#### [Goal of the exercise]
Whenever a line of the listing contains the string "username", return that line.

#### [Records to process]

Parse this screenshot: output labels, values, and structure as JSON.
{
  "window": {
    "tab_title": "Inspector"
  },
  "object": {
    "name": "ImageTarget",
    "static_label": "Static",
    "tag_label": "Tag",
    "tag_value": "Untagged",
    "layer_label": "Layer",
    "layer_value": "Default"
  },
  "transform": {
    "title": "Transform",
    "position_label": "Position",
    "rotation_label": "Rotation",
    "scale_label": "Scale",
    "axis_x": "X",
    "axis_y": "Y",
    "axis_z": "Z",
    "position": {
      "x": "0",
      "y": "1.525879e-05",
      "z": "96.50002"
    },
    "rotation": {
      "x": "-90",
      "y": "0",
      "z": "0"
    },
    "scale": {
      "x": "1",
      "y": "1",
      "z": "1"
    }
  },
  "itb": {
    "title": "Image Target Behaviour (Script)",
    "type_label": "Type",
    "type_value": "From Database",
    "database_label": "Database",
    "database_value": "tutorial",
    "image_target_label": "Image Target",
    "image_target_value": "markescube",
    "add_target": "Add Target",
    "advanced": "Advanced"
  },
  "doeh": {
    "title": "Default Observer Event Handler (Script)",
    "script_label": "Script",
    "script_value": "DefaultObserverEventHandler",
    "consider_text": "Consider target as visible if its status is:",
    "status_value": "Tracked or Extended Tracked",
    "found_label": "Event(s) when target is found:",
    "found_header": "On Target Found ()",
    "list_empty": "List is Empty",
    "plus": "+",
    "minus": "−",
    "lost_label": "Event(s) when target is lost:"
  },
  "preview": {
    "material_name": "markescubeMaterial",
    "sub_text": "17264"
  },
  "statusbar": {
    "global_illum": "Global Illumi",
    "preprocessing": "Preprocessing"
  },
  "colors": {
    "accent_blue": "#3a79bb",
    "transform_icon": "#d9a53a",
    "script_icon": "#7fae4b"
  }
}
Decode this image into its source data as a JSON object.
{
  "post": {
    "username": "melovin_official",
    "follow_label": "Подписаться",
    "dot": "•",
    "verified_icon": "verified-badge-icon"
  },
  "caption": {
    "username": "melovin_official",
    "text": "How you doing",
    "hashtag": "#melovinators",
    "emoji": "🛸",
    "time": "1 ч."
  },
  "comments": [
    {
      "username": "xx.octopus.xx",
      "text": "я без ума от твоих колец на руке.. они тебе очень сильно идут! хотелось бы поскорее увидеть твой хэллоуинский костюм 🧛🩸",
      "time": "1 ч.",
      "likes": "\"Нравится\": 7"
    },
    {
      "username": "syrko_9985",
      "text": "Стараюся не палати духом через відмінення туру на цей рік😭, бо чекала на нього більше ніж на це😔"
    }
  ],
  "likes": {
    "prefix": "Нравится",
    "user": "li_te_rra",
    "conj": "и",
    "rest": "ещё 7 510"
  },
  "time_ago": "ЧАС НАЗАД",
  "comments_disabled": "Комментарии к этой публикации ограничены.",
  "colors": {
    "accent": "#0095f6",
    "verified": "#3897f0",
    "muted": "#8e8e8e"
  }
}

#### [Your solution]
    "username": "melovin_official",
    "username": "melovin_official",
      "username": "xx.octopus.xx",
      "username": "syrko_9985",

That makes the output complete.